"The structural robustness of thin metal films has significant importance for the reliable operation of smart skin and flexible electronics including...

Im Focus: Deep inside Galaxy M87

The nearby, giant radio galaxy M87 hosts a supermassive black hole (BH) and is well-known for its bright jet dominating the spectrum over ten orders of magnitude in frequency. Due to its proximity, jet prominence, and the large black hole mass, M87 is the best laboratory for investigating the formation, acceleration, and collimation of relativistic jets. A research team led by Silke Britzen from the Max Planck Institute for Radio Astronomy in Bonn, Germany, has found strong indication for turbulent processes connecting the accretion disk and the jet of that galaxy providing insights into the longstanding problem of the origin of astrophysical jets.

Supermassive black holes form some of the most enigmatic phenomena in astrophysics. Their enormous energy output is supposed to be generated by the...

Im Focus: A Quantum Low Pass for Photons

Physicists in Garching observe novel quantum effect that limits the number of emitted photons.

The probability to find a certain number of photons inside a laser pulse usually corresponds to a classical distribution of independent events, the so-called...

Im Focus: Microprocessors based on a layer of just three atoms

Microprocessors based on atomically thin materials hold the promise of the evolution of traditional processors as well as new applications in the field of flexible electronics. Now, a TU Wien research team led by Thomas Müller has made a breakthrough in this field as part of an ongoing research project.

Two-dimensional materials, or 2D materials for short, are extremely versatile, although – or often more precisely because – they are made up of just one or a...

All Focus news of the innovation-report >>>

Anzeige

Anzeige

Event News

Expert meeting “Health Business Connect” will connect international medical technology companies

20.04.2017 | Event News

Wenn der Computer das Gehirn austrickst

18.04.2017 | Event News

7th International Conference on Crystalline Silicon Photovoltaics in Freiburg on April 3-5, 2017

03.04.2017 | Event News

 
Latest News

Early organic carbon got deep burial in mantle

25.04.2017 | Earth Sciences

A room with a view - or how cultural differences matter in room size perception

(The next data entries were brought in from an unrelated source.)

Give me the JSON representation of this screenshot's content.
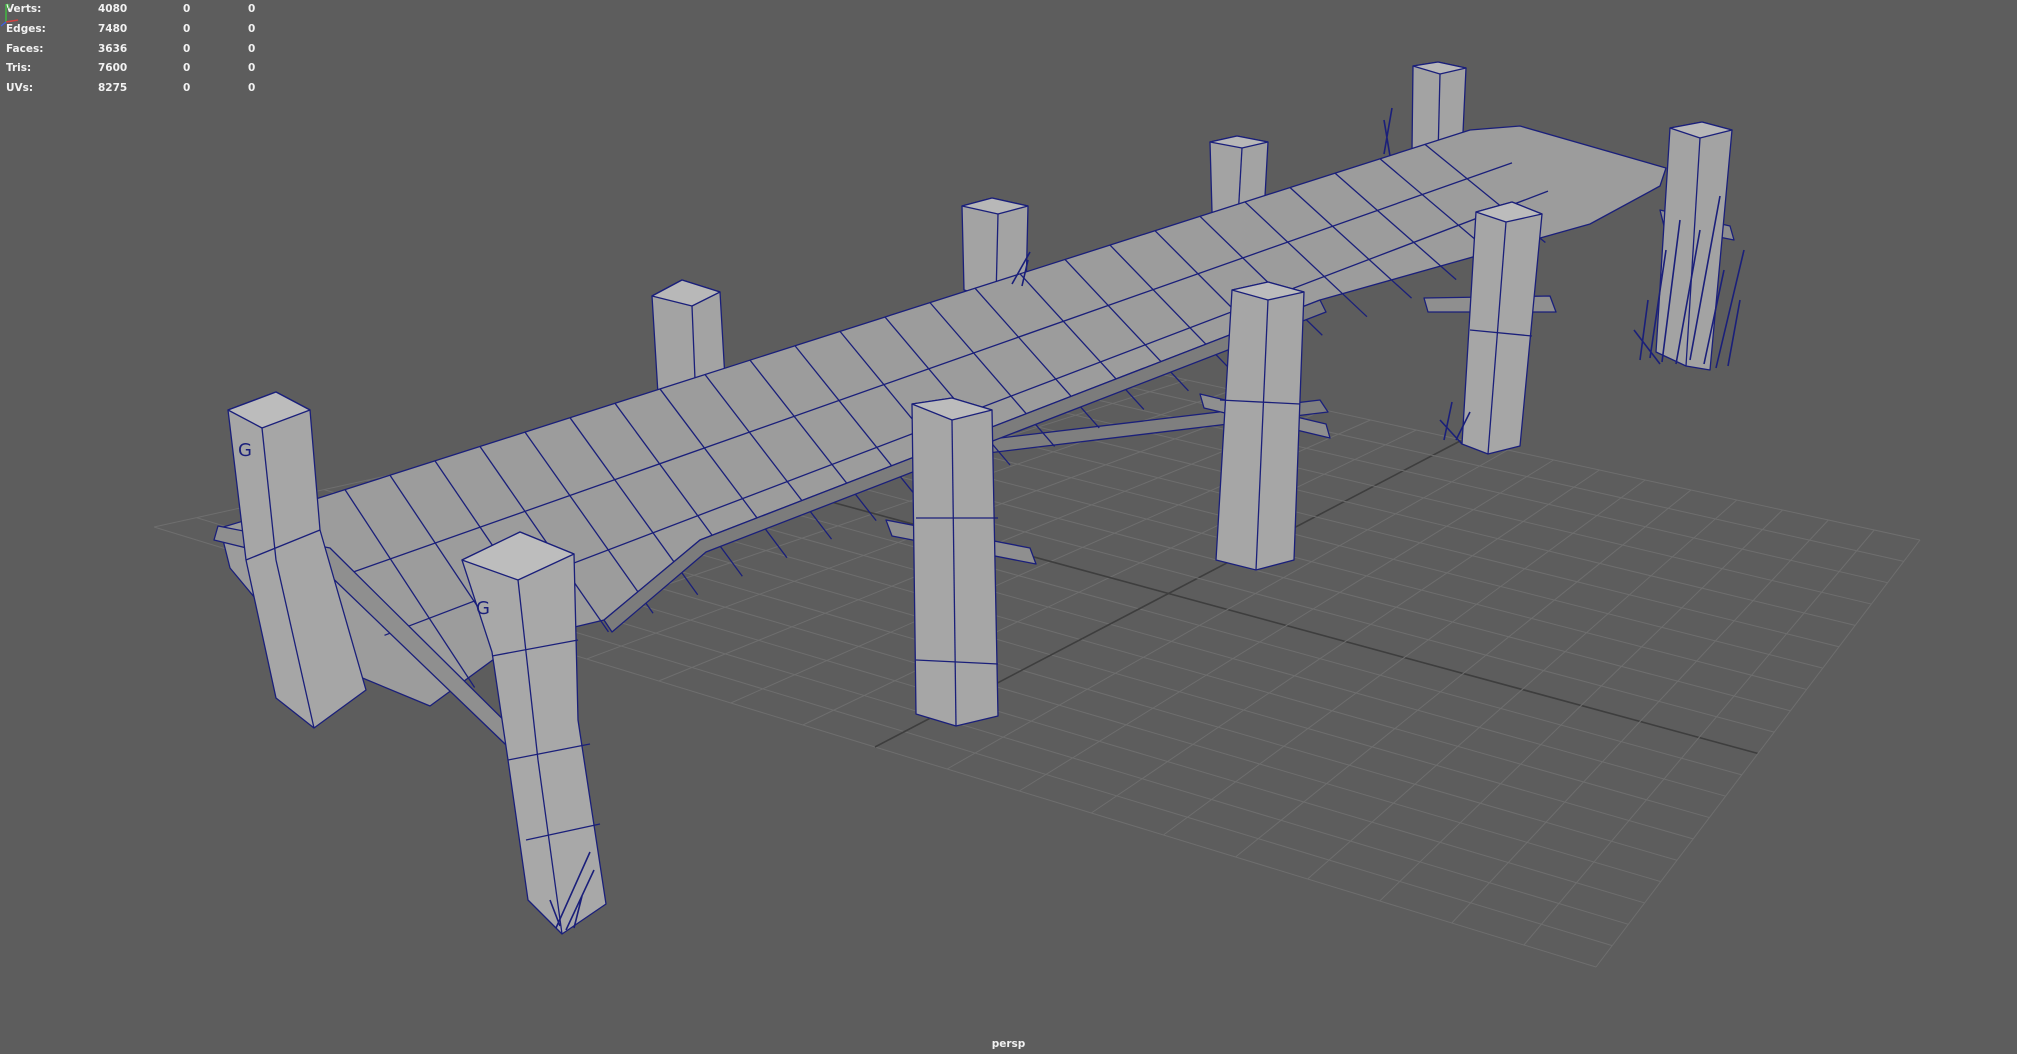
{
  "viewport": {
    "camera_name": "persp",
    "grid": true,
    "colors": {
      "background": "#5d5d5d",
      "grid_line": "#6e6e6e",
      "grid_axis": "#3e3e3e",
      "mesh_face": "#9a9a9a",
      "mesh_wire": "#1a1f7a",
      "hud_text": "#f2f2f2"
    }
  },
  "hud": {
    "rows": [
      {
        "label": "Verts:",
        "v1": "4080",
        "v2": "0",
        "v3": "0"
      },
      {
        "label": "Edges:",
        "v1": "7480",
        "v2": "0",
        "v3": "0"
      },
      {
        "label": "Faces:",
        "v1": "3636",
        "v2": "0",
        "v3": "0"
      },
      {
        "label": "Tris:",
        "v1": "7600",
        "v2": "0",
        "v3": "0"
      },
      {
        "label": "UVs:",
        "v1": "8275",
        "v2": "0",
        "v3": "0"
      }
    ]
  },
  "axis_gizmo": {
    "x_color": "#d04040",
    "y_color": "#40c040",
    "z_color": "#4060e0",
    "icon": "view-axis-icon"
  }
}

25.04.2017 | Life Sciences

Warm winds: New insight into what weakens Antarctic ice shelves

25.04.2017 | Earth Sciences

VideoLinks
B2B-VideoLinks
More VideoLinks >>>